(Collected data)
==================================================
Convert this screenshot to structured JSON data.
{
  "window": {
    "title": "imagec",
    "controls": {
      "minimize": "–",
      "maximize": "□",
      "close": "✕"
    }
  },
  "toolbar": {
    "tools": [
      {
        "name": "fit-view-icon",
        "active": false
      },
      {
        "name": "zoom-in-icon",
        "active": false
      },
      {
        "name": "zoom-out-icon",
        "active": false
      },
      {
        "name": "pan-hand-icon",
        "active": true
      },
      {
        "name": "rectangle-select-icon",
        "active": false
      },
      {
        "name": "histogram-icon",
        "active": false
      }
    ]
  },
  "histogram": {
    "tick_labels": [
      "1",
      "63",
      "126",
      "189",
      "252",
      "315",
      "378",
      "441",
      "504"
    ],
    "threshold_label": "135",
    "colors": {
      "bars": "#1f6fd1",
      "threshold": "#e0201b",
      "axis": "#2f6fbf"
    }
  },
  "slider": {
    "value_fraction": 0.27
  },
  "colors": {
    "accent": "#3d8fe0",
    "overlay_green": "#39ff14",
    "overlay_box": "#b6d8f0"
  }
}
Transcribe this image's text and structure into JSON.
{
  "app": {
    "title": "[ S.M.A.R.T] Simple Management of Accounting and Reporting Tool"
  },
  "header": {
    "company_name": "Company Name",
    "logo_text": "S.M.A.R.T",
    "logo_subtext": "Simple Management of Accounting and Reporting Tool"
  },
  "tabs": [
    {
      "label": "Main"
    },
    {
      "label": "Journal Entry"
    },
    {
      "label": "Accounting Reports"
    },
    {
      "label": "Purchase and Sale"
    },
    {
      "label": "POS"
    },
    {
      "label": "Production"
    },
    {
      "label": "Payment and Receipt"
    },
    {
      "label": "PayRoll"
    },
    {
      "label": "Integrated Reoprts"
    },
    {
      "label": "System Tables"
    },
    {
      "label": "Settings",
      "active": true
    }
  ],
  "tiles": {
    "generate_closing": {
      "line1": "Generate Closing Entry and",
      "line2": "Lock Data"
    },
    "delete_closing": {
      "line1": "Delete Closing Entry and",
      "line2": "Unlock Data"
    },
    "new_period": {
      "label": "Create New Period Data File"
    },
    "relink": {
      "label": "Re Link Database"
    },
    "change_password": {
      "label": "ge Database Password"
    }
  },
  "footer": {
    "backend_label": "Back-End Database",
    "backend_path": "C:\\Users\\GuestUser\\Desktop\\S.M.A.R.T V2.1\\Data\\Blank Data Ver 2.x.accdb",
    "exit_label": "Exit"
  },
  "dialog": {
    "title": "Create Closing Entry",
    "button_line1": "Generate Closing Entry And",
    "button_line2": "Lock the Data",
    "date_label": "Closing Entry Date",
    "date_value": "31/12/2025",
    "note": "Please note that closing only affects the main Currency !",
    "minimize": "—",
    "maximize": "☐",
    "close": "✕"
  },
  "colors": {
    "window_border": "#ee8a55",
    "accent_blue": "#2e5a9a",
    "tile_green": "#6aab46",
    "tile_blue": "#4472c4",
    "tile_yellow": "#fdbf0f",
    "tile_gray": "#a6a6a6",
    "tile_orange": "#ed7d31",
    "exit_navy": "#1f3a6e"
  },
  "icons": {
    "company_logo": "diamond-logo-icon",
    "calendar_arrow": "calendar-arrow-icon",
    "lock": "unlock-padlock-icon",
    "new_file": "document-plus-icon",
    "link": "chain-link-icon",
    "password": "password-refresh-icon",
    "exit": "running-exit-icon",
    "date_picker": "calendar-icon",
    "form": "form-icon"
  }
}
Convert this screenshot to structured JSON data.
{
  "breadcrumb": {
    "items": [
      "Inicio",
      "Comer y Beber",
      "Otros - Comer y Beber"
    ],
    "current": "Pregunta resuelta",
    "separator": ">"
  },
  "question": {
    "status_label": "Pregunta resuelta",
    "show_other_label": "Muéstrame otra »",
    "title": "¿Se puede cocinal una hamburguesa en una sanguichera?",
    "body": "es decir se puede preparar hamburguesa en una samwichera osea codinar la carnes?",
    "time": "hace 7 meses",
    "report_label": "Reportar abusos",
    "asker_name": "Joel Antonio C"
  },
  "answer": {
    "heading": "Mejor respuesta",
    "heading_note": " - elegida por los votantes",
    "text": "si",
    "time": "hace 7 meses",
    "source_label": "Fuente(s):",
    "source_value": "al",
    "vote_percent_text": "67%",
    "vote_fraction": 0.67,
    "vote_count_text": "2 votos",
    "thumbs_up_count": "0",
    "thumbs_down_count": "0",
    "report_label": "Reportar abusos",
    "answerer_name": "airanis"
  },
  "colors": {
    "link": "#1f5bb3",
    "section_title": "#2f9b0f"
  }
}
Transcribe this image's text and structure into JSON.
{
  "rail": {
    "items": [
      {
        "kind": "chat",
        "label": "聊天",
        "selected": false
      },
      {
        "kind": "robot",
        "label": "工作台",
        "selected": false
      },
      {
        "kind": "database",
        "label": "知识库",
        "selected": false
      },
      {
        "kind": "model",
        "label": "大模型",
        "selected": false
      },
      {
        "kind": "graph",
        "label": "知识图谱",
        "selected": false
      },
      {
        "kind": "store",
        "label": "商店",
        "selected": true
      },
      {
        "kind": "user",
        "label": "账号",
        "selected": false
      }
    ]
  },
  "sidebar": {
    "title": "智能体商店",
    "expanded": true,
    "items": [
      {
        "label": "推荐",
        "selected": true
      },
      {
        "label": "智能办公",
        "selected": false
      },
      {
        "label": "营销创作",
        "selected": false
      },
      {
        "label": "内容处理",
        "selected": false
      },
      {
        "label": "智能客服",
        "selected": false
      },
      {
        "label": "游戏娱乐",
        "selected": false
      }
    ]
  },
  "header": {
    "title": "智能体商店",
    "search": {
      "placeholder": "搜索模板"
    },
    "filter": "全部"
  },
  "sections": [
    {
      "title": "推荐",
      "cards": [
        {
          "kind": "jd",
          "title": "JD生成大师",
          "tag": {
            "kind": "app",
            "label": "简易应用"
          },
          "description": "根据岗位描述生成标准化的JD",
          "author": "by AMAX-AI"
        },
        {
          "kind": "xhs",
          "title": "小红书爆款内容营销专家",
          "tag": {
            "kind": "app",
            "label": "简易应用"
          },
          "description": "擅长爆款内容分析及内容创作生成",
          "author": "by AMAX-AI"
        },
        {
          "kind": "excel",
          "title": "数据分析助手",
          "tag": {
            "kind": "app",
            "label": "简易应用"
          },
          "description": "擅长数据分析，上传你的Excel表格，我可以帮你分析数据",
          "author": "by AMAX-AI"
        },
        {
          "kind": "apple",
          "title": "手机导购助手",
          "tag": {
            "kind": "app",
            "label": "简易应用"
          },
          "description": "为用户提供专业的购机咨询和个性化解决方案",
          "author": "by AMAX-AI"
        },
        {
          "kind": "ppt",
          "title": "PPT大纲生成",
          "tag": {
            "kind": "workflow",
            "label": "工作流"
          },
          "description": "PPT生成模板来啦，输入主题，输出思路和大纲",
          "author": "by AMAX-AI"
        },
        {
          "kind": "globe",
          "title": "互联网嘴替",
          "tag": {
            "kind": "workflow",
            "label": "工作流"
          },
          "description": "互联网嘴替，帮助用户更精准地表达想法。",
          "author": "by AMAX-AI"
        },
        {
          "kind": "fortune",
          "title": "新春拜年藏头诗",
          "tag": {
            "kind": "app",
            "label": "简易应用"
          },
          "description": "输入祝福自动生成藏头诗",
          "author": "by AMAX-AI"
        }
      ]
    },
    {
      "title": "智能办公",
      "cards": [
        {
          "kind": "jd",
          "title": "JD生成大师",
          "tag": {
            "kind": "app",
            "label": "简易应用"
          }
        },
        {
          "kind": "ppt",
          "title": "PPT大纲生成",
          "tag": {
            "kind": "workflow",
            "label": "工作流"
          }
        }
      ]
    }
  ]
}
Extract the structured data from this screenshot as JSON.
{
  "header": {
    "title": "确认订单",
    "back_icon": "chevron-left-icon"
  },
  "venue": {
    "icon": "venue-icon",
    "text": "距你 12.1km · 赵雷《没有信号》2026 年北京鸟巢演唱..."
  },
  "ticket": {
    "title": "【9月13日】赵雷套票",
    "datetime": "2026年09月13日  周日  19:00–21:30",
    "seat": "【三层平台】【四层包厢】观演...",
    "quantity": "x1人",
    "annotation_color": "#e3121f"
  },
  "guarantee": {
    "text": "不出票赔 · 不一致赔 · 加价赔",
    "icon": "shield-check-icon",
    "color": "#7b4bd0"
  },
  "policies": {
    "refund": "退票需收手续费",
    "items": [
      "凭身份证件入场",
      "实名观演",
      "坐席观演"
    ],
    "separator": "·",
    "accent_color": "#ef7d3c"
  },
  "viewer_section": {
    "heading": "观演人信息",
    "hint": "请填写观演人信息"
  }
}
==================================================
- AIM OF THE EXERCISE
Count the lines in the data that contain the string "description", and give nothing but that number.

- SOLUTION BELOW
7